This course is intended to introduce and orient students to the field of the Bible in terms of the evidences and issues concerning its reliability. This study will explore the origins of the Bible, its canonical formation and collection; the non-canonical books (the Apocrypha, the Pseudepigrapha) including the Dead Sea Scrolls, and the criteria for canonicity. The areas of biblical inerrancy, infallibility, inspiration, transmission, and preservation will also be examined. The ultimate goal and aim of this course is to acquaint students with the Bible and equip them to present while at the same time defending the integrity of the Scriptures.

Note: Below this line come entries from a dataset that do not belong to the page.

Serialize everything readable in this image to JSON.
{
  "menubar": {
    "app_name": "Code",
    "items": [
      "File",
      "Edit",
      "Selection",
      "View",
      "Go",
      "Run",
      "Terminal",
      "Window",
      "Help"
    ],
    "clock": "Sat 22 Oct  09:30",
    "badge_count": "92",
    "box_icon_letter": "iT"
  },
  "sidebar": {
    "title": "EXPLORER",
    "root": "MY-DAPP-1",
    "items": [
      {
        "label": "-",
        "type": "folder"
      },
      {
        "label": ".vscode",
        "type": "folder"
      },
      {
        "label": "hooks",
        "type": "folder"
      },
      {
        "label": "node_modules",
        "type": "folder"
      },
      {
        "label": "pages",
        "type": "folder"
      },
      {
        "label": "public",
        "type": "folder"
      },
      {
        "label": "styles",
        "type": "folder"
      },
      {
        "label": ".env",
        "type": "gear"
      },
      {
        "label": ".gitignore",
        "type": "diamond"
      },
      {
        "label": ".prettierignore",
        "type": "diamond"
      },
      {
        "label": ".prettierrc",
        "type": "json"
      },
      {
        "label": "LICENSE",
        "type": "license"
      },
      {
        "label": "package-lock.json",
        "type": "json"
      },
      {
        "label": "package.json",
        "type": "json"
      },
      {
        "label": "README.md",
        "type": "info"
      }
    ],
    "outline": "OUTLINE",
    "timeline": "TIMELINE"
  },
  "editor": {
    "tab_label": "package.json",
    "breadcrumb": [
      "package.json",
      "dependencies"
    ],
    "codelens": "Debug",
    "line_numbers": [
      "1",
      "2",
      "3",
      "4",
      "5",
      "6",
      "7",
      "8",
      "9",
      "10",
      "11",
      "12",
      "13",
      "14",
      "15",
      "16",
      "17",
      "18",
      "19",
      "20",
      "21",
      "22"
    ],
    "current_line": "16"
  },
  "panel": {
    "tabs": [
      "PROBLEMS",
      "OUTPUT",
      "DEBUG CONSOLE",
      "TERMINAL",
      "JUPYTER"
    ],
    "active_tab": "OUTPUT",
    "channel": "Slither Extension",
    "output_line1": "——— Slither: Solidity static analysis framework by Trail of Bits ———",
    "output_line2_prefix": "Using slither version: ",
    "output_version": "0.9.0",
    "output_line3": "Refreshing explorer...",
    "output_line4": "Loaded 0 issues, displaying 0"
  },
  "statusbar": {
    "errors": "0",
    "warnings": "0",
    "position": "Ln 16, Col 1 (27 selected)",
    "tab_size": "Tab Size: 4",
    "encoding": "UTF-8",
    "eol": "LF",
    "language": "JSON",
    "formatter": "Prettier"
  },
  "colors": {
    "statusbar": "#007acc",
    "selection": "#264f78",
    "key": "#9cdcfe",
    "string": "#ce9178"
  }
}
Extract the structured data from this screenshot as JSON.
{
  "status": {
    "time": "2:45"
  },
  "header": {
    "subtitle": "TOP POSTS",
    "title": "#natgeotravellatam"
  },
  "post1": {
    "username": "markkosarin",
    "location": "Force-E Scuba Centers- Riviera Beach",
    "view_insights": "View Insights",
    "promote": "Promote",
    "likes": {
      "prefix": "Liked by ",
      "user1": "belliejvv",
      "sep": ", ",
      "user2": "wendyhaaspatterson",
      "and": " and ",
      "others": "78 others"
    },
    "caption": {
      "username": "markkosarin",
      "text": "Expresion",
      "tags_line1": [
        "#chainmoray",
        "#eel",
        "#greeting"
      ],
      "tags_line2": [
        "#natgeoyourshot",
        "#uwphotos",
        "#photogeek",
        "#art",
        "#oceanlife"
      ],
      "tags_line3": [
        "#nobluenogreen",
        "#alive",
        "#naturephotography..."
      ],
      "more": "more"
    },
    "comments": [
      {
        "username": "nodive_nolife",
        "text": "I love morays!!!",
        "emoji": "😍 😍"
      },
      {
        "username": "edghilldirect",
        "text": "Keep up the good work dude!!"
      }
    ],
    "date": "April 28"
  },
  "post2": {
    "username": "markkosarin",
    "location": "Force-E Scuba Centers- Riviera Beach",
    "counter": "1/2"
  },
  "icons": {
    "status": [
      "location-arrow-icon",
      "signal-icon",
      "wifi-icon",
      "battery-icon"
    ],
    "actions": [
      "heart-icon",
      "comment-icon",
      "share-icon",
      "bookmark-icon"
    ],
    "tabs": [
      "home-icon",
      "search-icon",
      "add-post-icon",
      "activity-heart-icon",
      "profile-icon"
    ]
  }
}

The course presents an objective way of approaching Scripture that helps students to set aside their own preconceived ideas and to look carefully at what is being said. It considers different principles of interpretation and how they should be applied to different genres in the Bible. It is a foundation course that prepares students for the course in Biblical Hermeneutics.
This course introduces undergraduate students to the fundamental principles and practices of academic research. We will examine the nature of critical inquiry and academic research and develop the skills and habits of thought necessary to plan, execute, and present an academic research paper. Research assignments, in-class exercises, work in the library, and the completion of a book review will help students to put their learning into practice. Class sessions will consist of short lectures, discussions, and exercises.
This course is designed to make students familiar with the unique qualifications and demands of the pastoral office in the church of Jesus Christ. Biblically qualified pastors who have been called to serve by the Lord of the church are a great blessing and gift to the church. Unfortunately, however, they are often in short supply. While many aspire to the pastoral office, and others think that because they can speak, administer a business, or are well-liked by others that they are qualified to be pastors, the Bible places the emphasis on the gifting and calling of God. In Pastoral Theology I we will look at what the Bible teaches about the church in order to understand the context of pastoral ministry and then we will look at the pastor himself. Pastoral Theology II focuses attention on the exercise of the pastoral office.
This course is designed to help students to interpret and apply the biblical text in a responsible and informed manner. This will be achieved through an understanding of methods, skills, research tools, important concepts, and values necessary for interpretation and application. A brief survey of biblical interpretation and the presuppositions behind different forms of biblical interpretation will also be considered. The acquisition of good interpretive skills will be enhanced through both individually written and in-class group assignments.
This course is designed to introduce students with the basic content of the New Testament. Most of the course will be devoted to an overview of each of the 27 books focusing on introductory matters, content analysis, and the unique contribution that each book makes to the canon.
A course in rapid reading in different genres of Hebrew literature with full morphological review and further study of syntax. This course also includes an approach to the method of exegesis with special attention given to Hebrew poetry.
Exegesis from the Greek text is the proper foundation for the proclamation of the New Testament message. Students who have completed preliminary studies in morphology and grammar will continue to sharpen and enlarge their exegetical skills in this course. Attention is given to applying the rules of grammar and syntax while recognizing the nuance of idioms and historical context as students examine a series of New Testament texts.